The U.S. Securities and Exchange Commission (SEC) recently announced the 2015 examination priorities for its Office of Compliance Inspections and Examinations (OCIE). Advisers to private funds should especially note that they are among the primary targets of OCIE’s 2015 examination program.
The OCIE’s exam priorities will reportedly focus on three primary areas: protecting retail investors (especially senior citizens), assessing market-wide risks, and using data analysis to locate signs of potential unlawful activity.
The list of priorities, according to the SEC, may be supplemented over the course of the year as determined necessary, and were compiled in collaboration with the SEC’s various divisions, regional offices, and other regulators.
With respect to the priority regarding the protection of retail investors, the OCIE examinations will focus on, among other things: “fee selection and reverse churning,” to determine if investors are being overcharged or are being placed in investments that serve the best interests of the broker or adviser, rather than the investor; “sales practices,” especially with respect to the recommendations by brokers or advisers to liquidate current holdings in retirement accounts to other investments that may not be suitable under the circumstances for the investor; “suitability,” when retirement assets are placed in investments that are too complex and/or afford excessive risk for the typical investor; and “alternative” investment companies, where investor funds are placed in non-registered investment companies, and the risks and lack of disclosure are an issue for investors.

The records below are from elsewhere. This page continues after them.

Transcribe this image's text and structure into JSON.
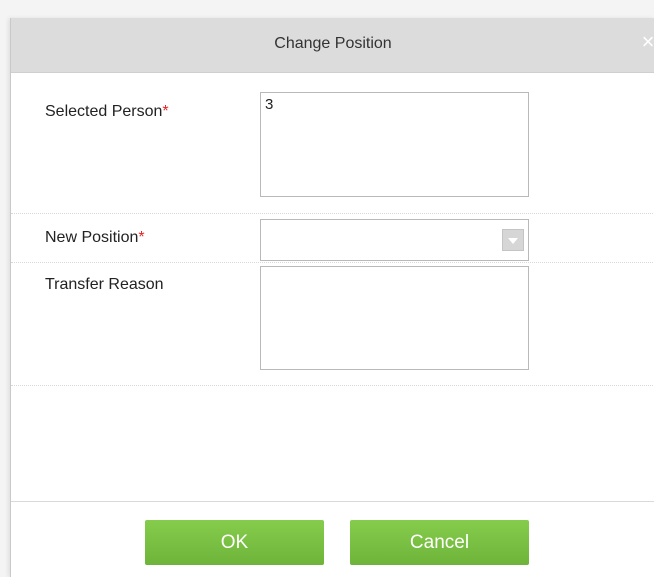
{
  "dialog": {
    "title": "Change Position",
    "close_glyph": "×"
  },
  "form": {
    "selected_person": {
      "label": "Selected Person",
      "required_mark": "*",
      "value": "3"
    },
    "new_position": {
      "label": "New Position",
      "required_mark": "*",
      "value": "",
      "icon": "chevron-down-icon"
    },
    "transfer_reason": {
      "label": "Transfer Reason",
      "value": ""
    }
  },
  "buttons": {
    "ok_label": "OK",
    "cancel_label": "Cancel"
  },
  "colors": {
    "title_bar": "#dcdcdc",
    "button_green": "#7ac143",
    "required_red": "#e02424"
  }
}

Among the priority targets for OCIE’s examinations during the year will be registered municipal advisers, registered investment companies that have never been examined by the SEC, and advisers of private equity funds, primarily to determine the fees and expenses of such funds, and how they are allocated and disclosed to investors.